What you should do :: Please restate the data that follows word for word, with the pictures left out.

** Opening Records shown block **

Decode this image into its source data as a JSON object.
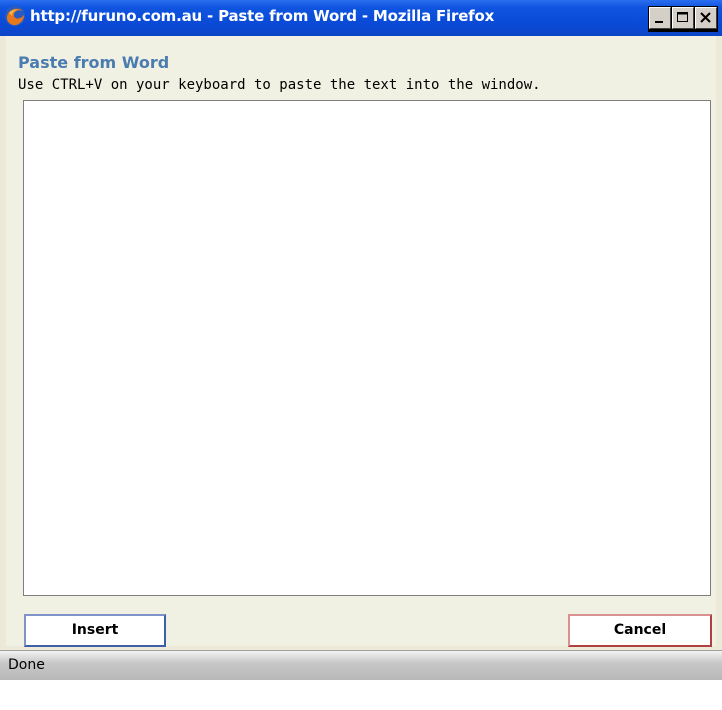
{
  "window": {
    "title": "http://furuno.com.au - Paste from Word - Mozilla Firefox",
    "buttons": [
      "minimize-icon",
      "maximize-icon",
      "close-icon"
    ]
  },
  "dialog": {
    "title": "Paste from Word",
    "instructions": "Use CTRL+V on your keyboard to paste the text into the window.",
    "paste_area_value": ""
  },
  "actions": {
    "insert_label": "Insert",
    "cancel_label": "Cancel"
  },
  "status": {
    "text": "Done"
  },
  "colors": {
    "titlebar": "#0a4bd8",
    "dialog_title": "#4a7cb0",
    "insert_border": "#3d5ea8",
    "cancel_border": "#b04040"
  }
}
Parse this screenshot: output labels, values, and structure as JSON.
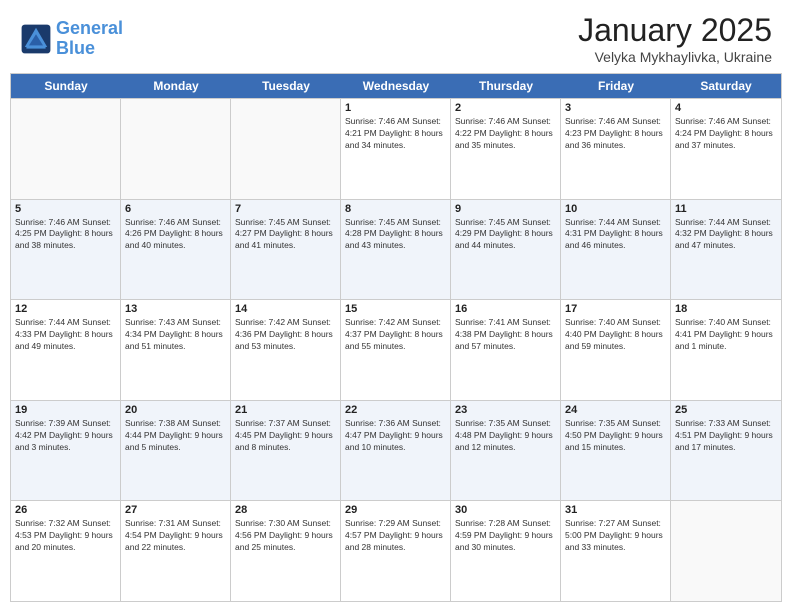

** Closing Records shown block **

Result for this exercise ::
Decode this image into its source data as a JSON object.
{
  "window": {
    "title": "http://furuno.com.au - Paste from Word - Mozilla Firefox",
    "buttons": [
      "minimize-icon",
      "maximize-icon",
      "close-icon"
    ]
  },
  "dialog": {
    "title": "Paste from Word",
    "instructions": "Use CTRL+V on your keyboard to paste the text into the window.",
    "paste_area_value": ""
  },
  "actions": {
    "insert_label": "Insert",
    "cancel_label": "Cancel"
  },
  "status": {
    "text": "Done"
  },
  "colors": {
    "titlebar": "#0a4bd8",
    "dialog_title": "#4a7cb0",
    "insert_border": "#3d5ea8",
    "cancel_border": "#b04040"
  }
}
Parse this screenshot: output labels, values, and structure as JSON.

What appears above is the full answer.